Mushroom rings May 5, 2006Posted by Michael McVey in Online Tools.
When I used to live in a place with thick lawns to mow, one of the things that surprised me was the occasional sudden appearance of rings of mushrooms in the dewy morning grass. They had not been there the day before and their perfect circular appearance was a great treat for the eye. Then I mowed them down.
As I walk about the computer lab, marveling at the way students had pushed the computers askew, streaked the screens with marks of fingers, and caused the general migration of yellow chairs from one part of the lab to the other, I encounter my own version of mushroom rings. Despite my admonitions, I see the green Limewire icon on the desktop. I find Yahoo Messenger and Yahoo toolbars.
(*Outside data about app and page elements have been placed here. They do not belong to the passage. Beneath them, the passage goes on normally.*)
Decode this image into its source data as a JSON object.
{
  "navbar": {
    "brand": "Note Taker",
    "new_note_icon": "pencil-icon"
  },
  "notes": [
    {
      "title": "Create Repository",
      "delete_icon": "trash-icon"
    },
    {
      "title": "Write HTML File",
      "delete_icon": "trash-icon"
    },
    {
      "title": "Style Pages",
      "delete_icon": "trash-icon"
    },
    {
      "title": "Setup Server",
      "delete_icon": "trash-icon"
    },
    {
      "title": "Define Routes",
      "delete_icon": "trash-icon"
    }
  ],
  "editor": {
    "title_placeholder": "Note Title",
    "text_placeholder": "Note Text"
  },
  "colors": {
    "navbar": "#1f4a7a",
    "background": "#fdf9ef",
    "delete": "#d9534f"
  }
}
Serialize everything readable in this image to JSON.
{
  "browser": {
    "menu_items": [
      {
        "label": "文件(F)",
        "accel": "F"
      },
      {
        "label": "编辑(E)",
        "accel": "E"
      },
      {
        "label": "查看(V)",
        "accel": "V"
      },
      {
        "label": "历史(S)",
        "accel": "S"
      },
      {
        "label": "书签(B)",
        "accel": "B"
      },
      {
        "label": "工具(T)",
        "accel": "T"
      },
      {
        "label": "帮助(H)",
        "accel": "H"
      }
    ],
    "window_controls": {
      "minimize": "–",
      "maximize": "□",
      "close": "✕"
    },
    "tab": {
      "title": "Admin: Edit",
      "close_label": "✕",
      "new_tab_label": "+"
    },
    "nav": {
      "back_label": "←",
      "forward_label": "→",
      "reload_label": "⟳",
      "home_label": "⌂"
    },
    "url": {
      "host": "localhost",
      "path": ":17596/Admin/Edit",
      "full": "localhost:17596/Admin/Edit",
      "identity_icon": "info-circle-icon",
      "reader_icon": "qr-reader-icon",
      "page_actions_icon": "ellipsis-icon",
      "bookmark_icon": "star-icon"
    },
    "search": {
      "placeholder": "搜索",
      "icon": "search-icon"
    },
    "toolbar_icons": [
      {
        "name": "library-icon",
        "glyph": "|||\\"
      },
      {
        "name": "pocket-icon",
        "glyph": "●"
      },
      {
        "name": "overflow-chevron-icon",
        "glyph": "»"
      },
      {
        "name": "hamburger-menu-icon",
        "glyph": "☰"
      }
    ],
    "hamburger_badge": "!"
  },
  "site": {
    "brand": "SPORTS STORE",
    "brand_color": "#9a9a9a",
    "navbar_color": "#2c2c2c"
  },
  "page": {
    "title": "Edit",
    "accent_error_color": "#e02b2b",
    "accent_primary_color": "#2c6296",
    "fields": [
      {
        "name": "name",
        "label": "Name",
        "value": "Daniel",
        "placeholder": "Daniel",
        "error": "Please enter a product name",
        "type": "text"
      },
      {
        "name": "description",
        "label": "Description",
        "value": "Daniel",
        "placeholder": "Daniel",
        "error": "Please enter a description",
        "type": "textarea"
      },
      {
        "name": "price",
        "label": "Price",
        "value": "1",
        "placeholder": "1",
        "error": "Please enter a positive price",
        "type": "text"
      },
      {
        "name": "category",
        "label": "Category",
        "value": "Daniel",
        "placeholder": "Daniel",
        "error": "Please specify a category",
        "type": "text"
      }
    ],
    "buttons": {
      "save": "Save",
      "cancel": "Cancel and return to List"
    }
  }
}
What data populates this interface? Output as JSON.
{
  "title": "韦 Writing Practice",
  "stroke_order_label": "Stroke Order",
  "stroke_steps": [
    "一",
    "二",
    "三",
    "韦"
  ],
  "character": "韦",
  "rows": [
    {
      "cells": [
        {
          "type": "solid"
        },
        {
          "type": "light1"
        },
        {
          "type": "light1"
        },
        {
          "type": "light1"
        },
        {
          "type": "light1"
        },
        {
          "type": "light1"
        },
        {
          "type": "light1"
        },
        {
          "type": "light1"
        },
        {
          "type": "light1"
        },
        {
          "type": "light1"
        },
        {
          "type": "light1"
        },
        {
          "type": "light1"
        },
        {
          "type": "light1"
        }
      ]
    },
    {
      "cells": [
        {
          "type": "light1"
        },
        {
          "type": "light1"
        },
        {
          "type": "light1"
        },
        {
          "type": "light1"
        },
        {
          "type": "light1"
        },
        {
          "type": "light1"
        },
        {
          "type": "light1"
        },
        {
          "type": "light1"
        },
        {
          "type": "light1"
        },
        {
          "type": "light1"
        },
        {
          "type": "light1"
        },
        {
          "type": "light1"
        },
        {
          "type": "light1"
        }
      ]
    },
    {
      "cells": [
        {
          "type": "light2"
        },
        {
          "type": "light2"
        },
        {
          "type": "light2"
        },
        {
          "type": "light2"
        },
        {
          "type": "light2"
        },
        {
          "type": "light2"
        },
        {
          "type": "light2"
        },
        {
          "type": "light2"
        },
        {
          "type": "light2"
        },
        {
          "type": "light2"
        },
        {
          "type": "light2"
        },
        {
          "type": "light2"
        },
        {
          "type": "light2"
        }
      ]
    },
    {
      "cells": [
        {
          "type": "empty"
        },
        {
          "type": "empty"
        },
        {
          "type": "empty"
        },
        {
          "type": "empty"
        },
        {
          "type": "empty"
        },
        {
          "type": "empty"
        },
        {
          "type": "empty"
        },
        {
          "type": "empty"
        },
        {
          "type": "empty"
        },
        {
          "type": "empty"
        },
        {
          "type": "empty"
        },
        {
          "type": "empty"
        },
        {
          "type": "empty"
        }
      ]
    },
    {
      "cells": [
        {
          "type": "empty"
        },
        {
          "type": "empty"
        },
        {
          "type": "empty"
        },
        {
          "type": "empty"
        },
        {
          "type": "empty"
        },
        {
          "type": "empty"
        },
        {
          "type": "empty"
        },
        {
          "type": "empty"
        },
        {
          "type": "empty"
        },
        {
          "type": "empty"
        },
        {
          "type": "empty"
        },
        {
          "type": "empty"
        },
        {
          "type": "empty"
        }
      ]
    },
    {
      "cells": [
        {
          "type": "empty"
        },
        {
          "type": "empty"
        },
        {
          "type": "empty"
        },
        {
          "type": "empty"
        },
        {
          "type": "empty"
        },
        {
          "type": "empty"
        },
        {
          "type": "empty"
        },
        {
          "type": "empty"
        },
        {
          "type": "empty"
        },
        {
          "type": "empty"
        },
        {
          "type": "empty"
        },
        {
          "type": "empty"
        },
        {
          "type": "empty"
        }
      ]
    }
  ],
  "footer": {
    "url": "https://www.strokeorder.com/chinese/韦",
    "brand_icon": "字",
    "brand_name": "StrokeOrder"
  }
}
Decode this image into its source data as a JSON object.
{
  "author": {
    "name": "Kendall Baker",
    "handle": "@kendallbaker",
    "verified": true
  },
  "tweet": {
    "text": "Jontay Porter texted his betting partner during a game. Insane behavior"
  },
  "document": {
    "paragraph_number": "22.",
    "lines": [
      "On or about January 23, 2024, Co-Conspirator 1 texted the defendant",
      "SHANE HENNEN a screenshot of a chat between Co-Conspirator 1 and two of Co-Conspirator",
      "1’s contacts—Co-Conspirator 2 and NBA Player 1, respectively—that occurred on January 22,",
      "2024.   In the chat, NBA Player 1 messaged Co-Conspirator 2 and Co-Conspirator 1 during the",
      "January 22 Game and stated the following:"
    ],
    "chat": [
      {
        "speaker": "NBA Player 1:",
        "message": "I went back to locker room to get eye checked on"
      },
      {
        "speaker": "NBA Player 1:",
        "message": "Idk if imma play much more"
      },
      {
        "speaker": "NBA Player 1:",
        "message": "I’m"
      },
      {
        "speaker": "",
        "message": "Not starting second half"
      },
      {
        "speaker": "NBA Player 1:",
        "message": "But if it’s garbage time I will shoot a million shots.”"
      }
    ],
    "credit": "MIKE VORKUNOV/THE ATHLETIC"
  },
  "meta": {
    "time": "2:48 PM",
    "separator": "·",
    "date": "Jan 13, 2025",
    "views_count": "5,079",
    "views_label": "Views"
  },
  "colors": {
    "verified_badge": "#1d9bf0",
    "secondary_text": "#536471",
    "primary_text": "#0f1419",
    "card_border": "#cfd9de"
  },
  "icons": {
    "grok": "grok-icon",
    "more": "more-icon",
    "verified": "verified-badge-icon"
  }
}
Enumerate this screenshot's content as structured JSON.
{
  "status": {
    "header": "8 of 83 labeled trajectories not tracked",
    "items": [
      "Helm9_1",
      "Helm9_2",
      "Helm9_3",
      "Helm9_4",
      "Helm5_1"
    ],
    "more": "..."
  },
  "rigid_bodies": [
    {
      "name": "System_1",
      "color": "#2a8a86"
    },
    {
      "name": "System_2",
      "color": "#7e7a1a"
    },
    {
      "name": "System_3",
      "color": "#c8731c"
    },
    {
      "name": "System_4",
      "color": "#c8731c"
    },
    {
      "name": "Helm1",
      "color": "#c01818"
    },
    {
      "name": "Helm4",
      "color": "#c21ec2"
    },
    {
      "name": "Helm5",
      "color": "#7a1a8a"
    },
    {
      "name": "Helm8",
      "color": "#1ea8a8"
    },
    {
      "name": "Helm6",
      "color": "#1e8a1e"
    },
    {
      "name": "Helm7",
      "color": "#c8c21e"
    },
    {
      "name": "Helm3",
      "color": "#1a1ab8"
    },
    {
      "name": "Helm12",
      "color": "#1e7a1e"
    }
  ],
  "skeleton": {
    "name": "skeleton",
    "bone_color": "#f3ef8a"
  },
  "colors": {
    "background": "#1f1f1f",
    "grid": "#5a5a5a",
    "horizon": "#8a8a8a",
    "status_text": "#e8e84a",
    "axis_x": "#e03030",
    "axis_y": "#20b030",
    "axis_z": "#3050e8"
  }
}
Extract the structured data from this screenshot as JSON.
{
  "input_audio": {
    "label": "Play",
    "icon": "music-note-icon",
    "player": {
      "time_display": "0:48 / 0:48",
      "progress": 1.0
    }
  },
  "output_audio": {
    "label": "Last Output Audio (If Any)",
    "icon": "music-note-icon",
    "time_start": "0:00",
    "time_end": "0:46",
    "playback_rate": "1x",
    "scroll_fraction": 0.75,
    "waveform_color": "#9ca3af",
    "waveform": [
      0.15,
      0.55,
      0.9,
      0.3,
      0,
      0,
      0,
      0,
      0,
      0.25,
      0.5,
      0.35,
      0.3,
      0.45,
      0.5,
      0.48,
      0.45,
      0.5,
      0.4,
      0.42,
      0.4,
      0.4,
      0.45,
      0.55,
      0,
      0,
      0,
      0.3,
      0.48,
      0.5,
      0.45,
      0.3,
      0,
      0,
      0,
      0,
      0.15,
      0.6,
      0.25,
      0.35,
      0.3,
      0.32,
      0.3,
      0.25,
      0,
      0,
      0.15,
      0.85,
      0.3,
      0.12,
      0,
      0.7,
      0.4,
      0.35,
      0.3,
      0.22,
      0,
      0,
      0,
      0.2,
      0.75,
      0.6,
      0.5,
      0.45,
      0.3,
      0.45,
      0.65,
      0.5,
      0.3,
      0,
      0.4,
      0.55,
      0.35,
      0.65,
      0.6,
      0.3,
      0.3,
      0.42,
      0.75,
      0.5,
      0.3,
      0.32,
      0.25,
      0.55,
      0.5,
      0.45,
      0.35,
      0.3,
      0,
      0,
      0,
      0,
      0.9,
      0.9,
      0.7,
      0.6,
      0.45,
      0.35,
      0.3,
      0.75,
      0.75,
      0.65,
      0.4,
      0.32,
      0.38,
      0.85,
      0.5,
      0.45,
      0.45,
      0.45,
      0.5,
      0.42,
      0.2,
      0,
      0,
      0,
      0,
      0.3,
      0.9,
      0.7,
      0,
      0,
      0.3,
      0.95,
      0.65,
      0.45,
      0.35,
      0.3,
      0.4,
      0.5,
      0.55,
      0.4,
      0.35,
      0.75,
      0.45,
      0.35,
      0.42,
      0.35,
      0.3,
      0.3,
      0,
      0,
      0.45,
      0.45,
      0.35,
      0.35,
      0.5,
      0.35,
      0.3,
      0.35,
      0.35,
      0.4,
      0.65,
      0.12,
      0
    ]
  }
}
I see news and strange desktop images and strange new clusters of icons from recently installed programs.
Some experts in the field would have already urged me to lock the machines down but since this is a college of education and I want students to get to learn how a computer works, I made the decision to tolerate occasional infractions of lab policy and simply took a few seconds to remove the offending software. We finally have a solution that is affordable and manageable.
Next week we will purchase Deep Freeze. This software solution is akin to putting on rubber gloves, messing around with all sorts of gore, dirt, and paint, then stripping off the gloves. This software effectively “freezes” the set up of the computer so you can add programs, move icons, change data, reset the machine any way you wish. When you re-boot the computer, everything is set back to the way it was.
Of course, there are ways to add updates for the operating system and the anti-virus. If some one in the lab were to bring in a virus or download some nasty software that would disrupt the desktop, a simple re-boot will bring everything back to the way it had been. I visited a lab on campus that was using the same system and it had totally changed the way she maintained her lab.